European colonization of the Southern United States
||It has been suggested that this article be merged into Colonial history of the United States. (Discuss) Proposed since September 2014.|
|This article has no lead section. (January 2010) (Learn how and when to remove this template message)|
The predominant culture of the South was rooted in the settlement of the region by British colonists. In the seventeenth century, most voluntary immigrants were of English origins who settled chiefly along the coastal regions of the Eastern seaboard. The majority of early British settlers were indentured servants, who gained freedom after enough work to pay off their passage. The wealthier men who paid their way received land grants known as headrights, to encourage settlement.
The French and Spanish established colonies in Florida, Louisiana, and Texas. The Spanish colonized Florida in the 16th century, with their communities reaching a peak in the late 17th century. In the British and French colonies, most immigrants arrived after 1700. They cleared land, built houses and outbuildings, and worked on the large plantations that dominated export agriculture. Many were involved in the labor-intensive cultivation of tobacco, the first cash crop of Virginia. With a decrease in the number of British willing to go to the colonies in the eighteenth century, planters began importing more enslaved Africans, who became the predominant labor force on the plantations. Tobacco exhausted the soil quickly, requiring new fields to be cleared on a regular basis. Old fields were used as pasture and for crops such as corn and wheat, or allowed to grow into woodlots.
Also in the seventeenth century, colonists started importing African laborers. In the coastal and other settlements, early workers lived closely together in a multiracial society. Europeans married and made unions with Africans and Native Americans. The colonies gradually passed laws that hardened early conditions of indenture into lifelong racial slavery attached to African descent. Africans contributed to the economy of rice and indigo cultivation with their skilled knowledge, technology and labor, as well as to all the commodity crops; and to every aspect of culture (food, music, stories and religion).
Rice cultivation in South Carolina became another major commodity crop. Some historians have argued that slaves from the lowlands of western Africa, where rice was a basic crop, provided key skills, knowledge and technology for irrigation and construction of earthworks to support rice cultivation. The early methods and tools used in South Carolina were congruent with those in Africa. British immigrants would have had little or no familiarity with the complex process of growing rice in fields flooded by irrigation works. Africans were instrumental in the development of major earthworks for cultivating these commodities, as well as in the knowledge of technology and techniques for processing. The earthworks included extensive, elaborate systems of dams and irrigation for rice.
In the mid- to late-18th century, large groups of Scots and Ulster-Scots (later called the Scots-Irish) immigrated and settled in the back country of Appalachia and the Piedmont.
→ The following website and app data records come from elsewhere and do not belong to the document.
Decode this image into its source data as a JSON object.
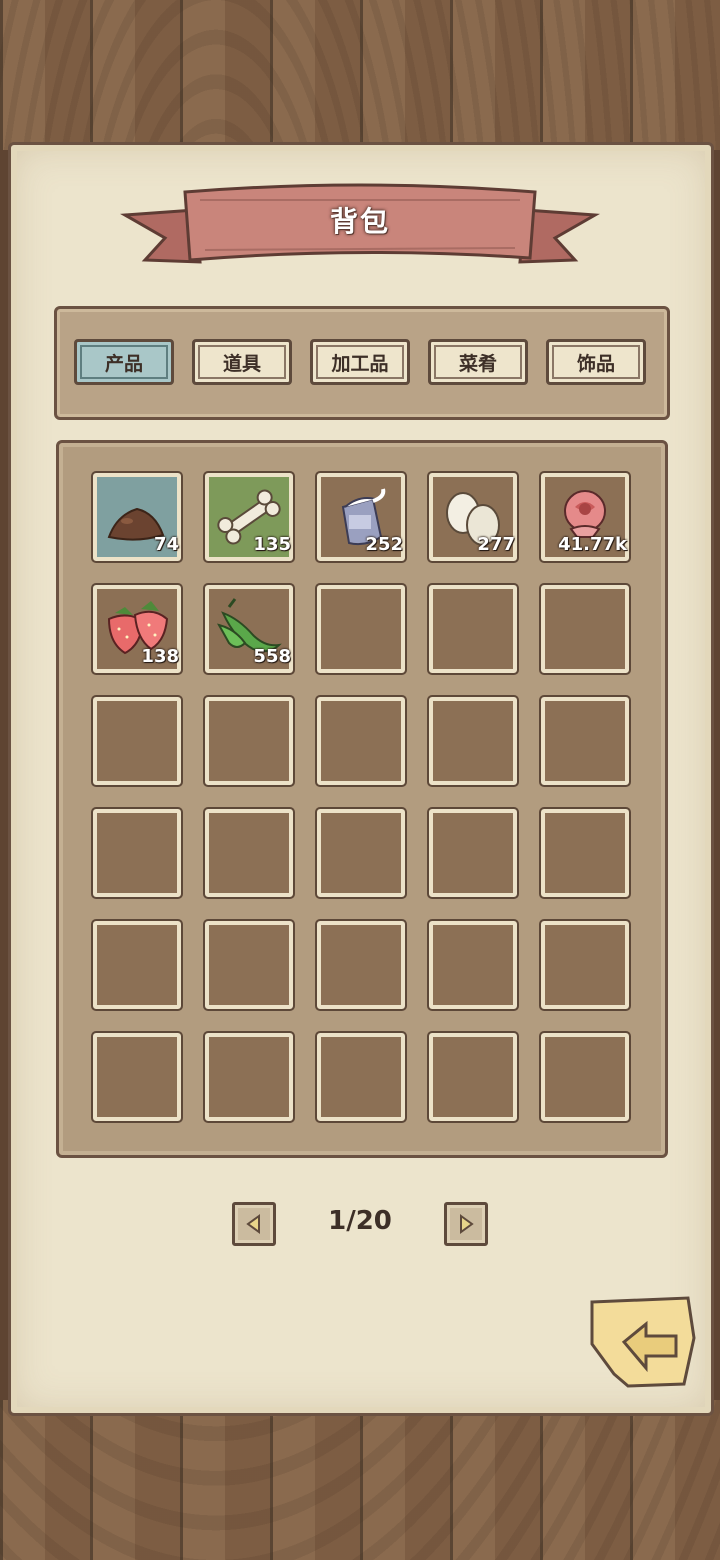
{
  "title": "背包",
  "tabs": [
    {
      "label": "产品",
      "active": true
    },
    {
      "label": "道具",
      "active": false
    },
    {
      "label": "加工品",
      "active": false
    },
    {
      "label": "菜肴",
      "active": false
    },
    {
      "label": "饰品",
      "active": false
    }
  ],
  "inventory": {
    "items": [
      {
        "icon": "dirt-pile-icon",
        "count": "74"
      },
      {
        "icon": "bone-icon",
        "count": "135"
      },
      {
        "icon": "milk-jug-icon",
        "count": "252"
      },
      {
        "icon": "eggs-icon",
        "count": "277"
      },
      {
        "icon": "rose-icon",
        "count": "41.77k"
      },
      {
        "icon": "strawberry-icon",
        "count": "138"
      },
      {
        "icon": "green-pepper-icon",
        "count": "558"
      }
    ],
    "total_slots": 30
  },
  "pagination": {
    "label": "1/20"
  },
  "colors": {
    "active_tab": "#a9c7c8",
    "banner": "#c9857b",
    "parchment": "#ece4cc",
    "slot": "#8c7055"
  }
}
They were the largest group of immigrants from the British Isles before the American Revolution. In a census taken in 2000 of Americans and their self-reported ancestries, areas where people reported 'American' ancestry were the places where, historically, many Scottish, Scotch-Irish and English Borderer Protestants settled in America: the interior as well as some of the coastal areas of the South, and especially the Appalachian region. The population with some Scots and Scots-Irish ancestry may number 47 million, as most people have multiple heritages, some of which they may not know.
The early colonists, especially the Scots-Irish in the back-country, engaged in warfare, trade, and cultural exchanges. Those living in the backcountry were more likely to join with Creek Indians, Cherokee, and Choctaws and other regional native groups.
The oldest university in the South, The College of William & Mary, was founded in 1693 in Virginia; it pioneered in the teaching of political economy and educated future U.S. Presidents Jefferson, Monroe and Tyler, all from Virginia. Indeed, the entire region dominated politics in the First Party System era: for example, four of the first five Presidents— Washington, Jefferson, Madison, and Monroe — were from Virginia. The two oldest public universities are also in the South: the University of North Carolina (1795) and the University of Georgia (1785).
- "Indentured Servitude in Colonial America"
- Isaac, Rhys (1982). The Transformation of Virginia 1740-1790. University of North Carolina Press. pp. 22–23. ISBN 0-8078-4814-X.
- Meinig, D.W. (1986). The Shaping of America: A Geographical Perspective on 500 Years of History, Volume 1: Atlantic America, 1492-1800. Yale University Press. pp. 175–176. ISBN 0-300-03548-9.
- David Hackett Fischer, Albion's Seed: Four British Folkways in America, New York: Oxford University Press, 1989, pp.361-368
- "Population by Selected Ancestry Group and Region: 2005". Retrieved 22 Aug 2006.